- Capitalism and Alternatives -


Posted by: Piper on February 14, 19100 at 11:26:06:

In Reply to: White Flag? posted by Hank on February 11, 19100 at 14:37:10:

: : Piper: That behaviourist paper that purports to refute Chomsky is located here.

: What could you mean by 'white flag?' I was only saying that this discussion has only a tenuous relation to what this board is about, and so I was trying to end it. Skinner's Behaviorism (God, Piper, "operant conditioning"!) cannot answer for first language acquisition, okay? Chomsky was right in rejecting it. But, is his model (transformational grammar, principles and parameters, etc) the ONLY alternative to Behaviorism? That's the next question, and it has only a minute relevance to capitalism and the alternatives. So, I'm not going to get really far into it. Generally, we shouldn't get very far from the topic, right?

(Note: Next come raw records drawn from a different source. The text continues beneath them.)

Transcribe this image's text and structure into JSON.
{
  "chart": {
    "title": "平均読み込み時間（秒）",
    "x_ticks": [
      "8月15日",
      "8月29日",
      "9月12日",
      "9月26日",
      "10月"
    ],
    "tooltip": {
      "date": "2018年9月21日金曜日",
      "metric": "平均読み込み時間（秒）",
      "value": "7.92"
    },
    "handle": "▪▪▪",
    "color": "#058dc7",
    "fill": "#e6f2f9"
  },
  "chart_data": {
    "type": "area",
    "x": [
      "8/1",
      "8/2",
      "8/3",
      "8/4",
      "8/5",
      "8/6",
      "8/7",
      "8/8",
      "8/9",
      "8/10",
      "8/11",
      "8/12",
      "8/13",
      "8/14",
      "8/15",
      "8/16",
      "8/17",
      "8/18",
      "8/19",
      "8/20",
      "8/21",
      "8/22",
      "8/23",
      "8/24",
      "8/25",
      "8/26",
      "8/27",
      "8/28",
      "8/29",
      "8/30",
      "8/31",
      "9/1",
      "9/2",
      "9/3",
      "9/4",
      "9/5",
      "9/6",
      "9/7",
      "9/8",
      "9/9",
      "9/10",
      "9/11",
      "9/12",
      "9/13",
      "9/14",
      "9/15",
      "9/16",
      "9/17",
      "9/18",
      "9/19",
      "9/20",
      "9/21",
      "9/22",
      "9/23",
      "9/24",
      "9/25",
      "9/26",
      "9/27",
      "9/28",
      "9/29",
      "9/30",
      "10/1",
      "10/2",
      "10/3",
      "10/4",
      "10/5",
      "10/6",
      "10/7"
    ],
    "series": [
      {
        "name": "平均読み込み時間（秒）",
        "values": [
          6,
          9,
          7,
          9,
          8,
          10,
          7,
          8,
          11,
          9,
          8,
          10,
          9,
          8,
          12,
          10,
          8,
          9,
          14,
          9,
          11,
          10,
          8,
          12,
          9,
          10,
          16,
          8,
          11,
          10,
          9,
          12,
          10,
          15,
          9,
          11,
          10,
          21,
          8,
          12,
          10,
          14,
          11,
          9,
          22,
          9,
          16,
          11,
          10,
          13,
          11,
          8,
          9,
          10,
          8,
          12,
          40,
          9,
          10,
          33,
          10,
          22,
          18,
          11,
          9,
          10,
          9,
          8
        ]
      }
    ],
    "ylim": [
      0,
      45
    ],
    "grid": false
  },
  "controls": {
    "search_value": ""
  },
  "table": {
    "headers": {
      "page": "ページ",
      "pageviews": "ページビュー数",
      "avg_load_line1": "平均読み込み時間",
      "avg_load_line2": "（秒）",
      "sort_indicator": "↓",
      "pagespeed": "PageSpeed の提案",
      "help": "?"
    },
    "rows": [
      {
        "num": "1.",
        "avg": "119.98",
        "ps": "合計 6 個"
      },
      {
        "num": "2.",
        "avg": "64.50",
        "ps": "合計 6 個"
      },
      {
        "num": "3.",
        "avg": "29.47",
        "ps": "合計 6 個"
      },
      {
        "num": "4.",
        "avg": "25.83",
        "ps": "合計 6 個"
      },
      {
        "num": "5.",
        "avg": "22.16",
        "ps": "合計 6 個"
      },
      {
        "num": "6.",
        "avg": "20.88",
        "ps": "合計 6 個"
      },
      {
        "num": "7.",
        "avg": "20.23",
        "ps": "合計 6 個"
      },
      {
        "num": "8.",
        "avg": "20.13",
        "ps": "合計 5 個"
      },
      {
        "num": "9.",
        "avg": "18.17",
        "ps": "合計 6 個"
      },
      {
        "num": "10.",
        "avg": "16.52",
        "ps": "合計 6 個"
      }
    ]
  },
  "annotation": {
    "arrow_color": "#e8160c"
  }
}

Piper: I'm sure that if we get too far off topic McSpotlight will send us to the 'anything else' room.

: For now, I'll just say that I glanced over your link and thanks. If I get a chance in the next few days, I'll post something at THE TOP pf this board which goes into further detail. But my discussion won't be exhaustive, because like I said it really is beyond the scope of this board.

: : Behaviorism, by definition, denies anything to the mind beyond dispositions to respond in certain ways to certain stimuli. This includes the Behavioralist view of linguistic competetence, stated in Skinner's book. In contrast, Chomsky says that every human mind has a MENTAL ORGAN SPECIFIC TO LANGUAGE which is INTRICATELY STRUCTURED. It is structured (or, to use a computer metaphor, 'hard-wired') PRIOR TO ENVIRONMENTAL CONDITIONING.

: : Piper: again i do not believe skinner talked about 'stimuli'.

: Right, "Operant Conditioning", is the general term but the discrete units (e.g. words spoken to a to a two-year old) can be called stimuli. And, right, Skinner and behaviorists did not and do not deny genetic endowment.

: : I beileve it has been orthodoxy since Kant that the mind is structured a priori and 'awoken' by experience. This was the solution to the rationalist/empiricist dispute.

: Right, but behaviorialism is loathe to attribute anything to innate properties in the human mind, and they're certainly not going to agree with Chomsky's notion that the LAD is intricately structured and that all human languages are, basically, the same. It's hard to get research grants to Bali if you're saying things like that!

Piper: I was just pointing out that Chomsky's solution is basic orthodoxy. Indeed i don't fundamentally disagree with him, unless he posits mental representations (can't remember, but i know his associate Fodor does).

The thing that annoys me about the Skinner/Chomsky debate (if we can call it that) is that it seems to me that it is an arguable case that Skinner was rebutted on false premesis.

Follow Ups:


The Debating Room Post a Followup